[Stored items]
▽

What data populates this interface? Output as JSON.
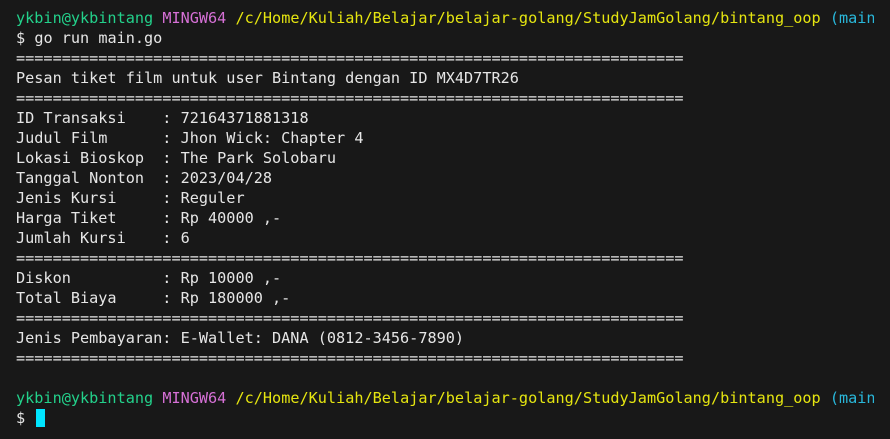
{
  "prompt": {
    "user": "ykbin@ykbintang",
    "host": "MINGW64",
    "path": "/c/Home/Kuliah/Belajar/belajar-golang/StudyJamGolang/bintang_oop",
    "branch": "(main)",
    "symbol": "$"
  },
  "command": "go run main.go",
  "separator": "=========================================================================",
  "header_text": "Pesan tiket film untuk user Bintang dengan ID MX4D7TR26",
  "details": [
    "ID Transaksi    : 72164371881318",
    "Judul Film      : Jhon Wick: Chapter 4",
    "Lokasi Bioskop  : The Park Solobaru",
    "Tanggal Nonton  : 2023/04/28",
    "Jenis Kursi     : Reguler",
    "Harga Tiket     : Rp 40000 ,-",
    "Jumlah Kursi    : 6"
  ],
  "totals": [
    "Diskon          : Rp 10000 ,-",
    "Total Biaya     : Rp 180000 ,-"
  ],
  "payment": "Jenis Pembayaran: E-Wallet: DANA (0812-3456-7890)",
  "colors": {
    "background": "#181818",
    "text": "#e6e6e6",
    "user": "#23d18b",
    "host": "#d670d6",
    "path": "#e5e510",
    "branch": "#29b8db",
    "cursor": "#00e5ff"
  }
}
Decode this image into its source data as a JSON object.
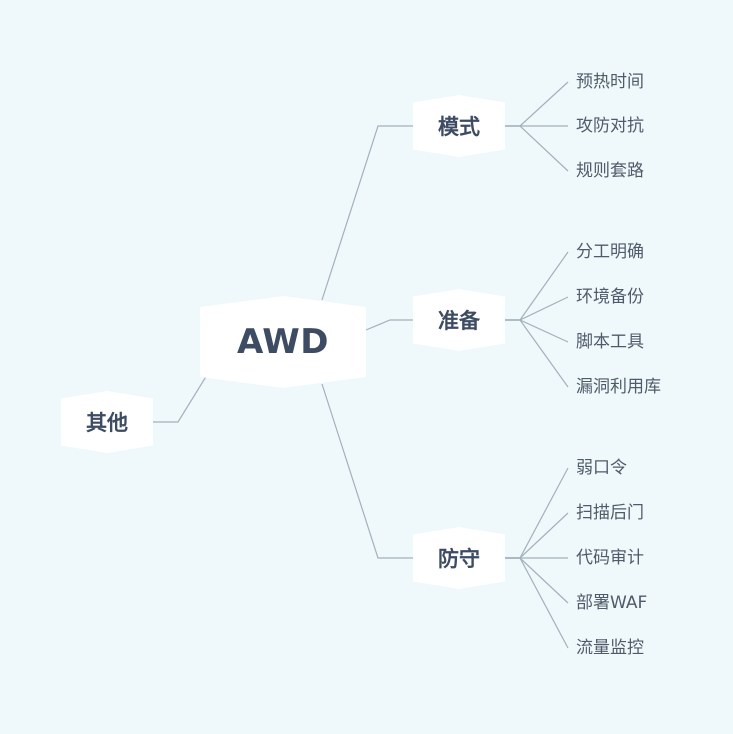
{
  "mindmap": {
    "root": {
      "label": "AWD"
    },
    "other": {
      "label": "其他"
    },
    "branches": [
      {
        "label": "模式",
        "children": [
          "预热时间",
          "攻防对抗",
          "规则套路"
        ]
      },
      {
        "label": "准备",
        "children": [
          "分工明确",
          "环境备份",
          "脚本工具",
          "漏洞利用库"
        ]
      },
      {
        "label": "防守",
        "children": [
          "弱口令",
          "扫描后门",
          "代码审计",
          "部署WAF",
          "流量监控"
        ]
      }
    ]
  },
  "colors": {
    "background": "#eff8fb",
    "node_fill": "#ffffff",
    "node_text": "#3d4b63",
    "leaf_text": "#4f5b6a",
    "connector": "#a3b1bd"
  }
}
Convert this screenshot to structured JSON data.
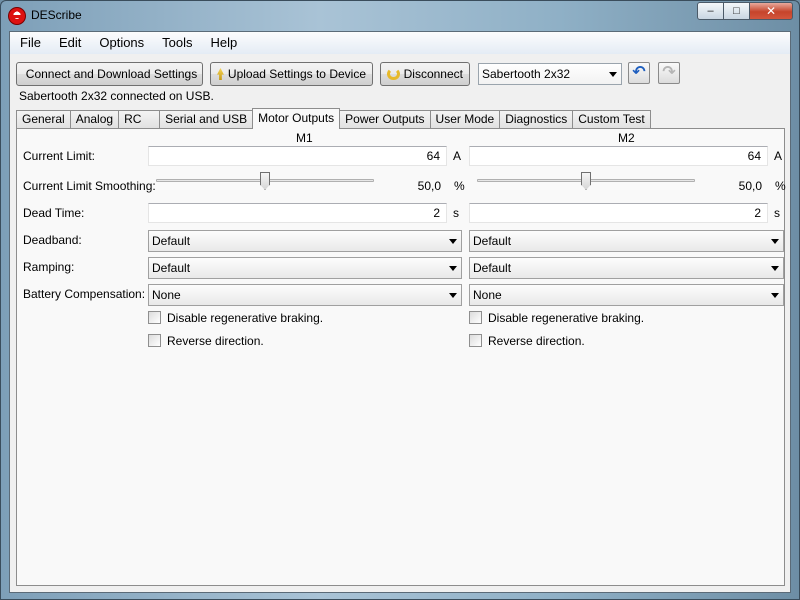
{
  "window": {
    "title": "DEScribe"
  },
  "menu": [
    "File",
    "Edit",
    "Options",
    "Tools",
    "Help"
  ],
  "toolbar": {
    "connect_label": "Connect and Download Settings",
    "upload_label": "Upload Settings to Device",
    "disconnect_label": "Disconnect",
    "device_select": "Sabertooth 2x32"
  },
  "status": "Sabertooth 2x32 connected on USB.",
  "tabs": [
    "General",
    "Analog",
    "RC",
    "Serial and USB",
    "Motor Outputs",
    "Power Outputs",
    "User Mode",
    "Diagnostics",
    "Custom Test"
  ],
  "active_tab": "Motor Outputs",
  "columns": {
    "m1": "M1",
    "m2": "M2"
  },
  "labels": {
    "current_limit": "Current Limit:",
    "smoothing": "Current Limit Smoothing:",
    "dead_time": "Dead Time:",
    "deadband": "Deadband:",
    "ramping": "Ramping:",
    "battery": "Battery Compensation:"
  },
  "m1": {
    "current_limit": "64",
    "current_unit": "A",
    "smoothing_value": "50,0",
    "smoothing_fraction": 0.5,
    "smoothing_unit": "%",
    "dead_time": "2",
    "dead_time_unit": "s",
    "deadband": "Default",
    "ramping": "Default",
    "battery": "None",
    "regen_label": "Disable regenerative braking.",
    "reverse_label": "Reverse direction."
  },
  "m2": {
    "current_limit": "64",
    "current_unit": "A",
    "smoothing_value": "50,0",
    "smoothing_fraction": 0.5,
    "smoothing_unit": "%",
    "dead_time": "2",
    "dead_time_unit": "s",
    "deadband": "Default",
    "ramping": "Default",
    "battery": "None",
    "regen_label": "Disable regenerative braking.",
    "reverse_label": "Reverse direction."
  }
}
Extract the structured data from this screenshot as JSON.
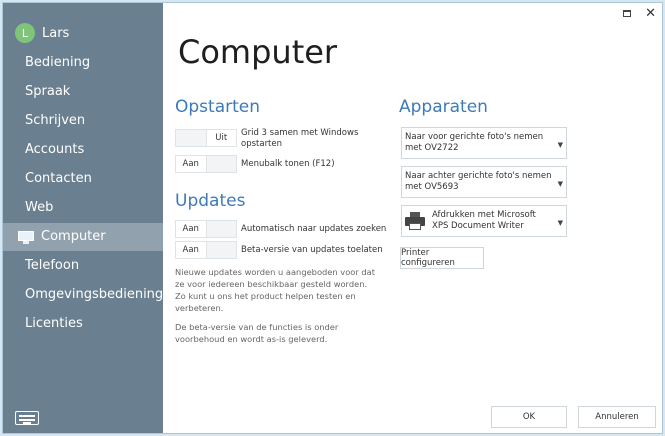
{
  "user": {
    "initial": "L",
    "name": "Lars"
  },
  "nav": {
    "items": [
      {
        "label": "Bediening"
      },
      {
        "label": "Spraak"
      },
      {
        "label": "Schrijven"
      },
      {
        "label": "Accounts"
      },
      {
        "label": "Contacten"
      },
      {
        "label": "Web"
      },
      {
        "label": "Computer",
        "active": true,
        "icon": "monitor-icon"
      },
      {
        "label": "Telefoon"
      },
      {
        "label": "Omgevingsbediening"
      },
      {
        "label": "Licenties"
      }
    ]
  },
  "window_controls": {
    "restore_icon": "restore-icon",
    "close_glyph": "✕"
  },
  "page_title": "Computer",
  "startup": {
    "title": "Opstarten",
    "options": [
      {
        "on": "",
        "off": "Uit",
        "label": "Grid 3 samen met Windows opstarten"
      },
      {
        "on": "Aan",
        "off": "",
        "label": "Menubalk tonen (F12)"
      }
    ]
  },
  "updates": {
    "title": "Updates",
    "options": [
      {
        "on": "Aan",
        "off": "",
        "label": "Automatisch naar updates zoeken"
      },
      {
        "on": "Aan",
        "off": "",
        "label": "Beta-versie van updates toelaten"
      }
    ],
    "info1": "Nieuwe updates worden u aangeboden voor dat ze voor iedereen beschikbaar gesteld worden. Zo kunt u ons het product helpen testen en verbeteren.",
    "info2": "De beta-versie van de functies is onder voorbehoud en wordt as-is geleverd."
  },
  "devices": {
    "title": "Apparaten",
    "front_camera": "Naar voor gerichte foto's nemen met OV2722",
    "rear_camera": "Naar achter gerichte foto's nemen met OV5693",
    "printer": "Afdrukken met Microsoft XPS Document Writer",
    "configure_printer": "Printer configureren"
  },
  "footer": {
    "ok": "OK",
    "cancel": "Annuleren"
  },
  "colors": {
    "sidebar": "#6a7f8f",
    "sidebar_active": "#91a1ae",
    "accent": "#3d7ab8",
    "avatar": "#7ec57a"
  }
}
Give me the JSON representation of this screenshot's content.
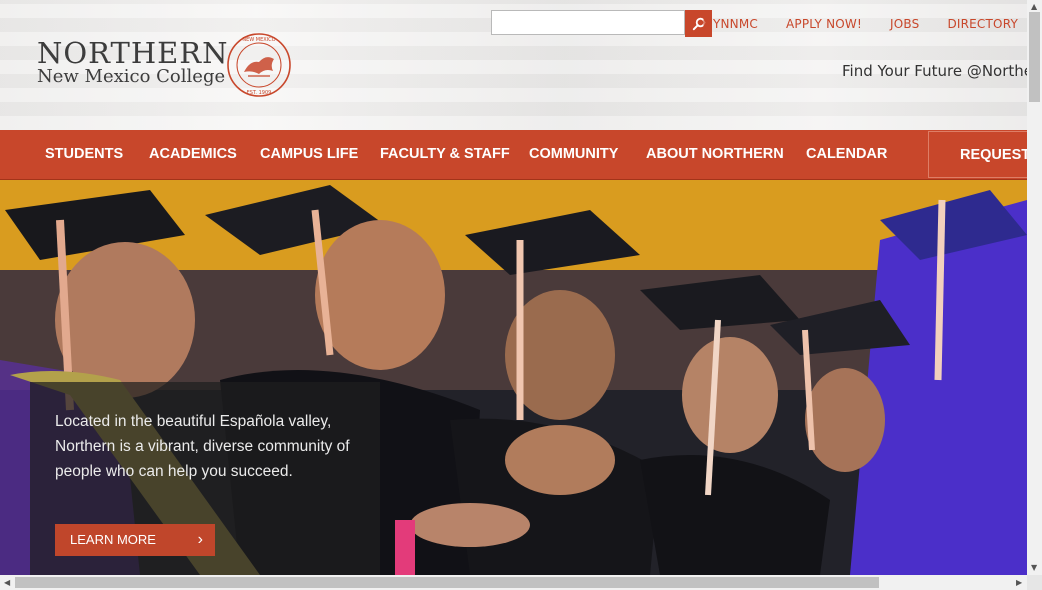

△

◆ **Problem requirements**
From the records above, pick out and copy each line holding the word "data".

◆ **Response for this exercise**
What data populates this interface? Output as JSON.
Decode this image into its source data as a JSON object.
Convert this screenshot to structured JSON data.
Extract the structured data from this screenshot as JSON.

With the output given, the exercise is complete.